I got a chance to get my hands on Phokus Research Group’s alternative to the sometimes bulky Individual First Aid Kits combat troops wear on their body armor vests. I saw the Sons Trauma Kit last week at the U.S. Army’s Maneuver Warfighter Conference at Fort Benning, Ga., at the ADS Inc. booth.
This is a pretty good idea for grunts who want to trim down the kit they carry on their vests. The STK contains what you need to treat battlefield wounds, but it’s designed to fit behind a standard Enhanced Small Arms Protective Insert.
The clear, medical grade vinyl packaging seems beefy enough to stand up to lots of abrasion.
W.L. Gore & Associates, Inc., is trying to get the U.S. Army to replace the fleece jacket in the Generation III Extended Cold Weather Clothing System with a fire-resistant, Primaloft jacket that looks nice and toasty.
Currently, there is no FR requirement in the ECWCS line, but Army officials are warming up to the idea after dealing with more than a decade of flash-fire producing enemy bombs, said Jon Buchwald, Army branch specialist at Gore’s military fabric division. Plus, fleece doesn’t compare to Primaloft when it comes to compressibility and efficiency.
“We are trying to replace the fleece; wind goes right through it,” Buchwald said recently at the Army’s 2013 Maneuver Warfighter Conference at Fort Benning, Ga. Gore officials have teamed up with Wild Things Tactical for the venture.
About a month and a half ago, Kit Up contributor Chris Hernandez was sent a pair of Smith & Wesson’s “Athletic Breach” boots to review. Hernandez has yet to give the boots a full test, but he jotted down his initial impressions based off what he’s learned, good and bad, from boots he’s worn in the past. A more arduous evaluation is due in a couple months.
First thing: right out of the box, these boots look pretty impressive. They certainly appear well-made, with no obvious weak points. The boots are solidly built, with much thicker material than any other military boot I’ve worn except for the Danners.

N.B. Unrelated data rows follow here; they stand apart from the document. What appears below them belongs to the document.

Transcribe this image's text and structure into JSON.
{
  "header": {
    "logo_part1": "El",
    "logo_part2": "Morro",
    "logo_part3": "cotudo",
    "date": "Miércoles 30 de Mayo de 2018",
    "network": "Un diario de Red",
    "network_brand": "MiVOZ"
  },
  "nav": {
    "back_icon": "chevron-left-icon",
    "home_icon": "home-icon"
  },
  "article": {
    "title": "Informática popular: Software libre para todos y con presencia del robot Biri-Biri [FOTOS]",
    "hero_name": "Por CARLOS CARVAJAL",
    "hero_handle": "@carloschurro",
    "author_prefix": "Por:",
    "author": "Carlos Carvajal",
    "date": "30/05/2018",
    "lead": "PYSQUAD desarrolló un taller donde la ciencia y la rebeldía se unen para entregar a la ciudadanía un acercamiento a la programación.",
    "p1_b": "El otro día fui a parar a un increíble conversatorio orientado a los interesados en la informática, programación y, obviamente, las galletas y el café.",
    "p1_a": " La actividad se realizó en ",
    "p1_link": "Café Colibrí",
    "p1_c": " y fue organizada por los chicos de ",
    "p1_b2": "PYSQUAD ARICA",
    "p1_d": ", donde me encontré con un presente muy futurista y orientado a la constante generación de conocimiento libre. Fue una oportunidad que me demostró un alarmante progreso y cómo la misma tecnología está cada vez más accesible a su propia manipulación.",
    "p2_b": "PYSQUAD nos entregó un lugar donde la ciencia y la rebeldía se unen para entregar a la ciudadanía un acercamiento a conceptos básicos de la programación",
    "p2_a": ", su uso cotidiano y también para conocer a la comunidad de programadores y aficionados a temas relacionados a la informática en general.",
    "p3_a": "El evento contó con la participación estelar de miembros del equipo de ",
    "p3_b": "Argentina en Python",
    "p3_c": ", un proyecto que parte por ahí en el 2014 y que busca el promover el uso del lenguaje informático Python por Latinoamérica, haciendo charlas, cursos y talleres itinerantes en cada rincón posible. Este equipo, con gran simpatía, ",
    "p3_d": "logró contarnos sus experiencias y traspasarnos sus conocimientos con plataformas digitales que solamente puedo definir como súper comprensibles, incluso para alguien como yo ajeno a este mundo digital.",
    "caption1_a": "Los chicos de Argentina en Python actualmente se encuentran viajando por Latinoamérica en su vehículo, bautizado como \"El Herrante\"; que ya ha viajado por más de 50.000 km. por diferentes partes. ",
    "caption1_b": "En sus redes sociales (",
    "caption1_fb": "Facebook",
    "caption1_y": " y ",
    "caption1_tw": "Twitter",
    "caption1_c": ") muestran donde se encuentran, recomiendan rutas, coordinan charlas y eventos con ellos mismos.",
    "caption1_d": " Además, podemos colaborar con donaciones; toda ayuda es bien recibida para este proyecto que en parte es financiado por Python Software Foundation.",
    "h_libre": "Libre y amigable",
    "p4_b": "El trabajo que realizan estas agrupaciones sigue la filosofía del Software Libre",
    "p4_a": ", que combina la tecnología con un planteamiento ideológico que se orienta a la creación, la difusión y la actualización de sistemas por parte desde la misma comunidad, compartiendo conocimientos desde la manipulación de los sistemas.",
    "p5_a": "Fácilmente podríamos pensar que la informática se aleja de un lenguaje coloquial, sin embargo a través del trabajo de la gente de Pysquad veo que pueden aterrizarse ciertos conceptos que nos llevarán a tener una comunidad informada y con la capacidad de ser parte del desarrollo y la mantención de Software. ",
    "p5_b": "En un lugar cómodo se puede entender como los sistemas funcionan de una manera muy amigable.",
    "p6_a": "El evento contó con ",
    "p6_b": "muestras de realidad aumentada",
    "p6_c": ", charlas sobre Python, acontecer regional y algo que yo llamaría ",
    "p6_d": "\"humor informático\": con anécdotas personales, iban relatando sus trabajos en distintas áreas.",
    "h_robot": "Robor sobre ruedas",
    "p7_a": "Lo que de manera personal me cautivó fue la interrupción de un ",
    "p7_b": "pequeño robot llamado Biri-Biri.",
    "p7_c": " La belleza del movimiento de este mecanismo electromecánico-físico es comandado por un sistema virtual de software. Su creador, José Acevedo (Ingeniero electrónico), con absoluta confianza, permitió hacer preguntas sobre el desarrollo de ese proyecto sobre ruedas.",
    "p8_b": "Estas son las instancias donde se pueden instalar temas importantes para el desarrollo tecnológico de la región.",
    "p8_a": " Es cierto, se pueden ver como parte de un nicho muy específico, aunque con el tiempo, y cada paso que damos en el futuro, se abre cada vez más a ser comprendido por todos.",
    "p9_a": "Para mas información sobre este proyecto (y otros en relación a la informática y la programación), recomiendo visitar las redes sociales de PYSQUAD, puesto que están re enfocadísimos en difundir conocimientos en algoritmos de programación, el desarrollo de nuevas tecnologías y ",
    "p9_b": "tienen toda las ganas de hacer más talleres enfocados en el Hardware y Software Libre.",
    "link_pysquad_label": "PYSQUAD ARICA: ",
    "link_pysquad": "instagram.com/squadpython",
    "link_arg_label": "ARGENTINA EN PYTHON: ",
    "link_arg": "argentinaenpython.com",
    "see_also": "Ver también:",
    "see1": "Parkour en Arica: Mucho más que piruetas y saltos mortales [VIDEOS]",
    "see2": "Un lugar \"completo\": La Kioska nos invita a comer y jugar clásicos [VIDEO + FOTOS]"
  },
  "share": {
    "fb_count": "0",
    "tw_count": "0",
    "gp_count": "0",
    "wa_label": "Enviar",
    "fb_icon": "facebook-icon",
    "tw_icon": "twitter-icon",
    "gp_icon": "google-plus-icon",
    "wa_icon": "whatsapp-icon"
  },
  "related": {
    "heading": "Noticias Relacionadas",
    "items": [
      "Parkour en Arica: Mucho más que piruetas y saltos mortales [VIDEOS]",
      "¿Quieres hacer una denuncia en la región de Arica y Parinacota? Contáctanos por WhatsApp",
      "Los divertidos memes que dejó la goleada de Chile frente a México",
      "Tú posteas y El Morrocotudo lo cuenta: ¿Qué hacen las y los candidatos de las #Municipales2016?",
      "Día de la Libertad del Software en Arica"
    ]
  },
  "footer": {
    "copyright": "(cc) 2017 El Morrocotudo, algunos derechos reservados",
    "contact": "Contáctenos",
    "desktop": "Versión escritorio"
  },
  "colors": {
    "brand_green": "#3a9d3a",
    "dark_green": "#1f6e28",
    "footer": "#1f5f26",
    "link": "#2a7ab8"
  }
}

The first time I put them on it felt like I had armored up my feet. [click to continue…]
Despite 12 years of continuous combat experience and significant advances in material, design and manufacture technology, the military’s holster selection process and guidance on wear still leaves plenty to be desired.
Holster choice is largely inconsistent, frequently arbitrary and only rarely reflected in training or on the square range.
I know this to be true – I just don’t know if there’s anything to be done about it.
Arsenal Democracy has been in existence less than 8 months and are poised to unveil new rifles in about two months.
Two Special Forces Soldiers stood Arsenal Armory up back in January and they have already weathered problems that would have completely shut down less determined entrepreneurs. James Pechi and David Pavlick were still assigned to 7th Special Forces Group when they established Arsenal Democracy.
James departed the Army two months later to work at it full time. David will be starting terminal leave soon to join him.